Editorial, Bangkok Post
As the World Day for Human Rights is celebrated once again today, Thailand has a new stance on the issue. For the 1st time, the government has declared an intention to abolish the death penalty, as announced in the human rights plan for the years 2009-2013.
On Oct 20 last year, the cabinet approved and proclaimed the Second National Human Rights Plan, which was circulated to all relevant government offices for adoption in a human rights programme to be implemented by ministries, departments and in the development planning of local authorities.
This 2nd strategic plan promises a development of the legal system and its structure, including its enforcement for the protection of human rights according to human rights policy.
The most important measure relate to the death penalty.
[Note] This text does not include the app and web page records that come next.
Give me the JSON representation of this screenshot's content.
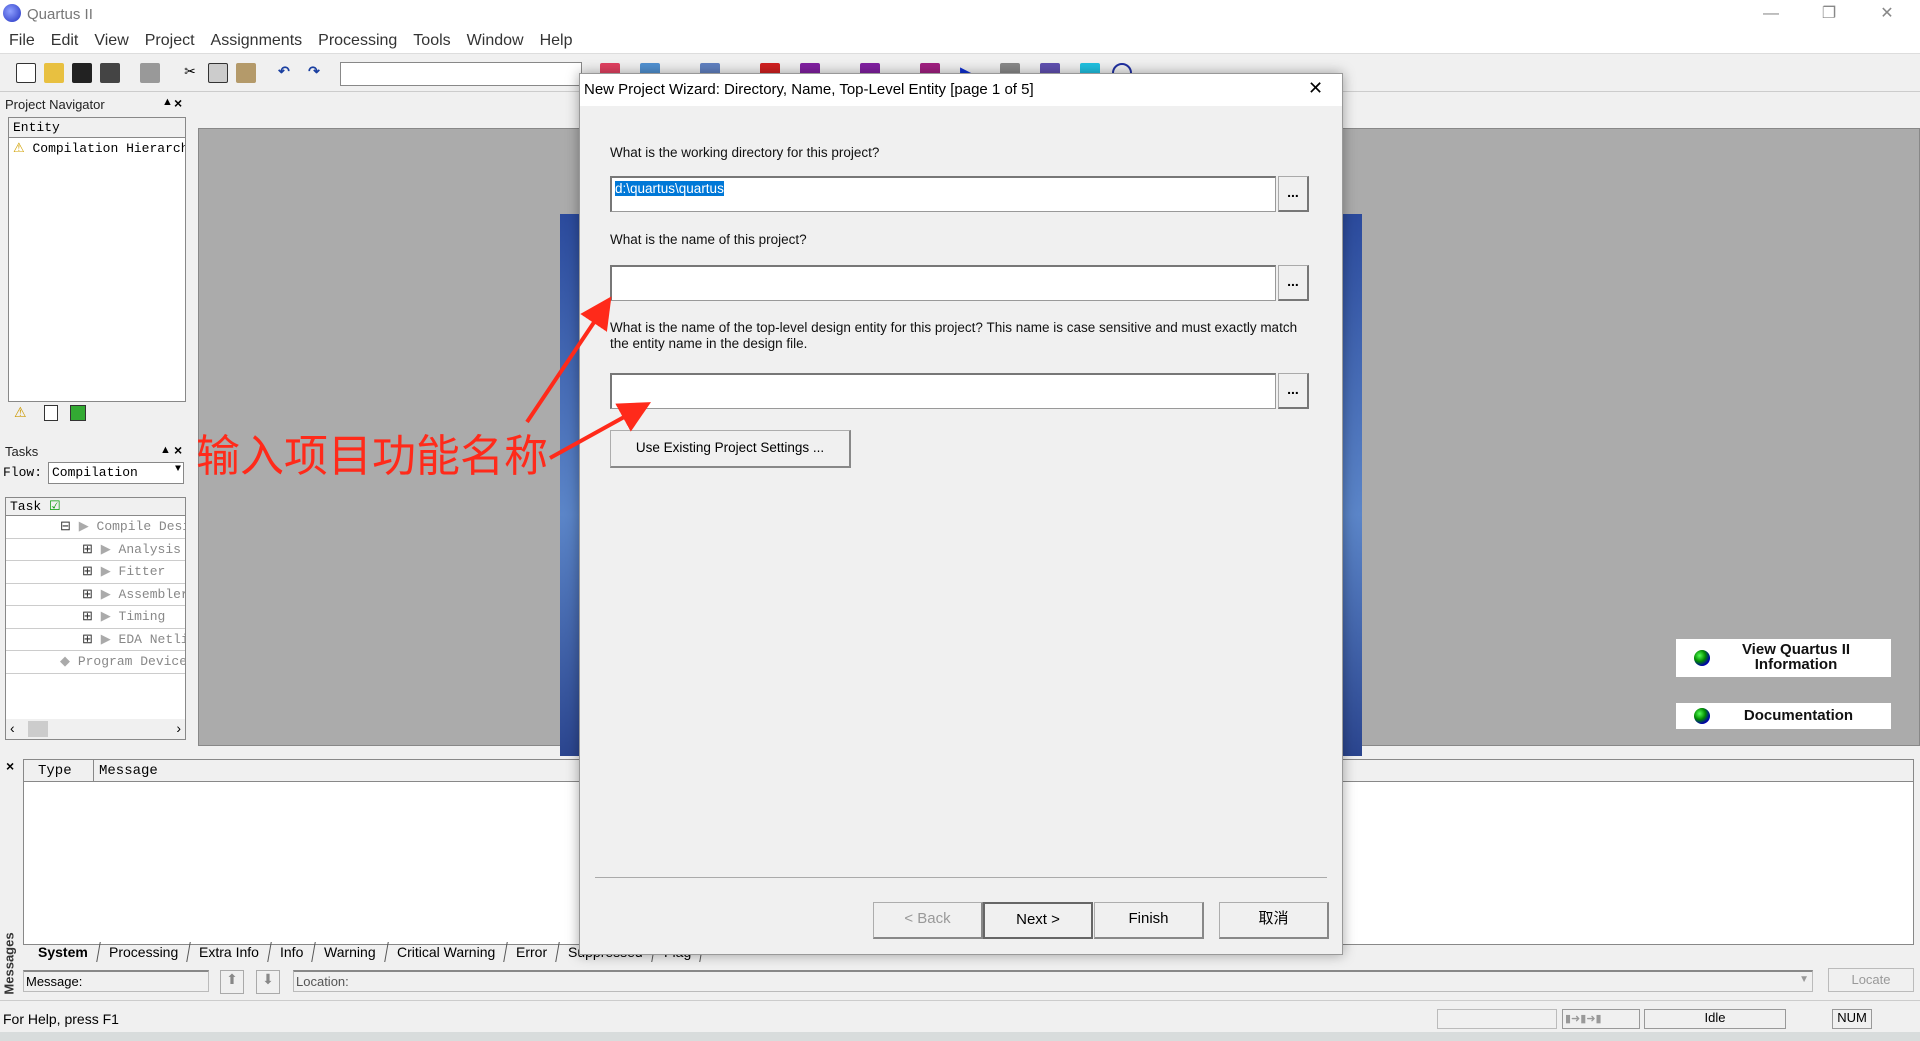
{
  "window": {
    "title": "Quartus II",
    "controls": [
      "minimize",
      "restore",
      "close"
    ]
  },
  "menu": [
    "File",
    "Edit",
    "View",
    "Project",
    "Assignments",
    "Processing",
    "Tools",
    "Window",
    "Help"
  ],
  "toolbar": {
    "icons": [
      "new-file-icon",
      "open-icon",
      "save-icon",
      "save-all-icon",
      "print-icon",
      "cut-icon",
      "copy-icon",
      "paste-icon",
      "undo-icon",
      "redo-icon"
    ],
    "combo_value": "",
    "right_icons": [
      "chip-planner-icon",
      "pin-icon",
      "assign-icon",
      "settings-icon",
      "analyze-icon",
      "stop-icon",
      "start-analysis-icon",
      "start-fitter-icon",
      "start-assembler-icon",
      "timing-icon",
      "rtl-icon",
      "compile-icon",
      "report-icon",
      "netlist-icon",
      "programmer-icon",
      "help-icon"
    ]
  },
  "navigator": {
    "title": "Project Navigator",
    "column": "Entity",
    "items": [
      {
        "label": "Compilation Hierarchy",
        "icon": "warning-icon"
      }
    ]
  },
  "tasks": {
    "title": "Tasks",
    "flow_label": "Flow:",
    "flow_value": "Compilation",
    "column": "Task",
    "items": [
      {
        "label": "Compile Design",
        "level": 0,
        "expander": "minus"
      },
      {
        "label": "Analysis & Synthesis",
        "level": 1,
        "expander": "plus"
      },
      {
        "label": "Fitter",
        "level": 1,
        "expander": "plus"
      },
      {
        "label": "Assembler",
        "level": 1,
        "expander": "plus"
      },
      {
        "label": "Timing",
        "level": 1,
        "expander": "plus"
      },
      {
        "label": "EDA Netlist",
        "level": 1,
        "expander": "plus"
      },
      {
        "label": "Program Device",
        "level": 0,
        "expander": ""
      }
    ]
  },
  "welcome": {
    "view_info": "View Quartus II Information",
    "documentation": "Documentation"
  },
  "messages": {
    "side_label": "Messages",
    "columns": [
      "Type",
      "Message"
    ],
    "tabs": [
      "System",
      "Processing",
      "Extra Info",
      "Info",
      "Warning",
      "Critical Warning",
      "Error",
      "Suppressed",
      "Flag"
    ],
    "message_label": "Message:",
    "location_label": "Location:",
    "locate": "Locate"
  },
  "status": {
    "help": "For Help, press F1",
    "state": "Idle",
    "num": "NUM"
  },
  "dialog": {
    "title": "New Project Wizard: Directory, Name, Top-Level Entity [page 1 of 5]",
    "q_dir": "What is the working directory for this project?",
    "dir_value": "d:\\quartus\\quartus",
    "q_name": "What is the name of this project?",
    "name_value": "",
    "q_entity": "What is the name of the top-level design entity for this project? This name is case sensitive and must exactly match the entity name in the design file.",
    "entity_value": "",
    "browse": "...",
    "use_existing": "Use Existing Project Settings ...",
    "back": "< Back",
    "next": "Next >",
    "finish": "Finish",
    "cancel": "取消"
  },
  "annotation": {
    "text": "输入项目功能名称",
    "color": "#ff2a1a"
  }
}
Parliament will discuss the abolition of the death penalty and its replacement with life imprisonment.
The parliamentary debate creates a different perspective to that of individual debate which is usually based only on moral arguments. From a political viewpoint, the death penalty is counter to the rule of law and respect for the human rights due in a democratic society.
There is great wisdom for a political perspective on the death penalty to be found in the experience of the Council of Europe, the vast association of 47 states that stretches from the Atlantic to the Pacific and embraces a wide spectrum of cultures.
"Capital punishment brutalises society by legitimising cold-blooded killing as justice. It is a fallacy that it prevents violent crime or that it can be considered as justice," said the director-general of the EC on Human Rights in Strasbourg in January 2007.All its member states are convinced that abolition of the death penalty is a mark of civilised living. In a response to the counter example that US adherence to the death penalty legitimises capital punishment, the European Court of Human Rights argued in July 1989 that even the conditions on death row in the United States went beyond the threshold set by the European Convention on Human Rights. This is an indictment of the US practice of capital punishment as "unfair, indiscriminate, and arbitrary".
Now there are 58 countries that still retain capital punishment, while 104 countries have abolished it and 35 have stopped executions in practice.
At least 714 people were executed in 2009, though this total does not include China, which did not provide a figure. The 18 countries known to have conducted executions last year were: Bangladesh, Botswana, China, Egypt, Iran, Iraq, Japan, Libya, Malaysia, North Korea, Saudi Arabia, Singapore, Sudan, Syria, Thailand, the US, Vietnam and Yemen.
In Thailand, 708 persons were condemned to death, 65 of them by the Supreme Court, according to figures of the Corrections Department as of August 2010.
It will be argued that the Thai population is massively in favour of the death penalty. As they will be, until the reasons for abolition are explained and laid out by an informed political leadership.
Already, the number of executions in Thailand has dropped to only 2 cases in the last 6 years. As in most other countries maintaining the death penalty, there is a dichotomy between legal procedure and actual practice.
While executions have virtually ceased, sentences of death are passed with the same frequency as in the past, leading to the misery of overcrowded jails and blocked legal procedure. Living conditions for prisoners condemned to death are inhuman, especially due to the permanent shackling once the death sentence is passed in the court of 1st instance - a practice prohibited in international law and ruled unacceptable by the Administrative Court.
Many members of the Thai administration are aware of the worldwide rejection of the death penalty and favour abolition. But the debate will not be easy. It is likely that there will be opposition to change from at least two important ministries. The Interior Ministry recently announced an initiative, relying on a mass signature campaign, to halve the quantity of drugs which would lead to a penalty of death, thereby almost doubling the numbers condemned.
The Justice Ministry has suggested proceeding with executions in cases where a royal pardon has not been granted within 60 days. Fortunately, the Corrections Department has refused to carry out executions where the process of royal pardon has not been explicitly completed.
As stated in the Second Human Rights Plan, the proposal is to replace the death sentence with life imprisonment. This needs careful consideration and expert advice. Life imprisonment can mean many things in many countries. Imprisonment without ever the possibility of release may even be more inhumane than the death penalty. In many countries a life sentence means a period of 15 to 30 years, with particular rules on when parole may be granted. It is unlikely that the Thai population, accustomed to sentences of inordinate length, would accept such a short period, suspecting that a corrupt system might allow inappropriate remission of sentence and release.
There is a genuine fear that violent persons would repeat their crime and many would prefer that all offenders be imprisoned for ever, rather than that some would be released and offend again.
An experienced representative of the Council of Europe has proposed that progress be made in stages, beginning with a moratorium on all executions. This allows a population to grow in acceptance and also gives time for an information campaign to promote a new appreciation of human rights where human life is inviolable.
There will be difficulties, sometimes after the occurrence of a particularly awful crime. There will probably be crowd-pleasing politicians who will call for restoration of the death penalty. Slavery, the mutilation of prisoners and, increasingly, torture have been banished from judicial systems. The death penalty too has had its day.